I was having a discussion with a few of my colleagues today about our upcoming quarterly exams. They’re basically our midterms – we just give them a fancier name. We were talking about the amount of review days (or class periods) that are necessary for students to prepare for these types of summative assessments.
It made me think. I don’t really “review” before big exams. I don’t even regularly review before a unit exam. I definitely have days where students aren’t learning new material. Maybe they’re reinforcing things they have learned previously. Or maybe it’s an extension of a previous lesson. Those aren’t the days I’m thinking of. I’m thinking of traditional review days that aim to refresh students minds before a significant assessment.
Whenever it’s necessary or if I feel the moment is right, sure, I’ll whip out a game to review or have the students speed date to catch each other up. I do these sorts of activities from time to time, but this is infrequent and rarely happens right before an exam.
So why don’t I review before exams?
I want raw, unfiltered data on my students’ understanding. By reviewing just before an exam, I am giving my kids a mental cheat sheet that they can use on the day of the exam. Did they understand the content before we reviewed or because we reviewed? My data is inherently skewed because of our review. But if I test them on a concept that we studied two months ago, yes, I want data on their understanding of that concept without refreshing their memories. I want them to forget a step or two. Or for that matter, I don’t mind if they completely forgot how to start a problem. This is precisely the information that will drive my future planning. Also, those misconceptions are exactly the sorts of things that will help my students do better in the future.

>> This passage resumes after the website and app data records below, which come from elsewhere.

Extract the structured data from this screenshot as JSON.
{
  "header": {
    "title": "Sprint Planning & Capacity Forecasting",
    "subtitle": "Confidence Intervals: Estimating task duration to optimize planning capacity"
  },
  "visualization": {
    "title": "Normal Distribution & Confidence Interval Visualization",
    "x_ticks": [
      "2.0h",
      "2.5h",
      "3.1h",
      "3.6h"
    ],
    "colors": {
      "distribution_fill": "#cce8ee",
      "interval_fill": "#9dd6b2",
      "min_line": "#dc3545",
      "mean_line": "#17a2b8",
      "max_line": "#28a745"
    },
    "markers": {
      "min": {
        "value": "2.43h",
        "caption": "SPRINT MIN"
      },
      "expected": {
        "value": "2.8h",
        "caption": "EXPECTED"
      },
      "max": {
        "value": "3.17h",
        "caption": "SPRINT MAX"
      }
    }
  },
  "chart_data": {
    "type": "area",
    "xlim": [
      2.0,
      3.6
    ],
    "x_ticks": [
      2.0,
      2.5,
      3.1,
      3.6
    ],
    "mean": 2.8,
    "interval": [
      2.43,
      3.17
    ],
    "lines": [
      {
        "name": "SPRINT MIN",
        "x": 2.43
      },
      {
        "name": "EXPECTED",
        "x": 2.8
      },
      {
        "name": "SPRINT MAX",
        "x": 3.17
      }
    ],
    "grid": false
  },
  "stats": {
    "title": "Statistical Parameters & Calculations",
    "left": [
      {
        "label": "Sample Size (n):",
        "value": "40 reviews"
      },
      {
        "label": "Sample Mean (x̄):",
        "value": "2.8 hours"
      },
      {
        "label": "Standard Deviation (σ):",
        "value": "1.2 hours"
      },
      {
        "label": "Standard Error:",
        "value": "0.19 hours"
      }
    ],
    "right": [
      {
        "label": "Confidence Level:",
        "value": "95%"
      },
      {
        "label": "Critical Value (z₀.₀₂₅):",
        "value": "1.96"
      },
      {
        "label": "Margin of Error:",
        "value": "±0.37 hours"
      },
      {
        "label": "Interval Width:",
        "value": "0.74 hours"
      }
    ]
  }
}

But don’t students want review? I mean, they want to increase the odds of performing well on the assessment and therefore increasing their overall grade in the class, right? I answer that question in two ways. First, there are plenty of instances where I don’t even count an exam towards their overall grade. Yes, I said that. I treat it as a diagnostic and the kids buy into it. I find out where they’re at and they get a (potentially poor) exam that doesn’t count against them. We all win. Second, students will adapt to the no-review-before-an-exam policy. They will meet our expectations. If they know I don’t review before exams, then over time they will prepare/study accordingly. And if at first they don’t, they may complain, but eventually they will come around.
So what to do with that extra time not spent reviewing? I spend that day or two (or three) after a big exam to reteach and reassess what my students had trouble with. It just makes sense. Now, because I looked at the data, I have a pretty good understanding of what they know and don’t know. I can pinpoint how I reteach a particular set of concepts. Often times, I even immediately reassess them on concepts they struggled with. This almost always results in improvement, which only helps to establish a growth mindset. It also helps them understand the method behind the madness of no review days.
I guess all this may count as “review after the test” and I’m good with that. Reviewing before an exam is overrated. Intuitively, as teachers, it makes sense to review before. But I think the more effective strategy is to do so after.
I’m really curious about what others believe about this. How do you incorporate review into your class structure?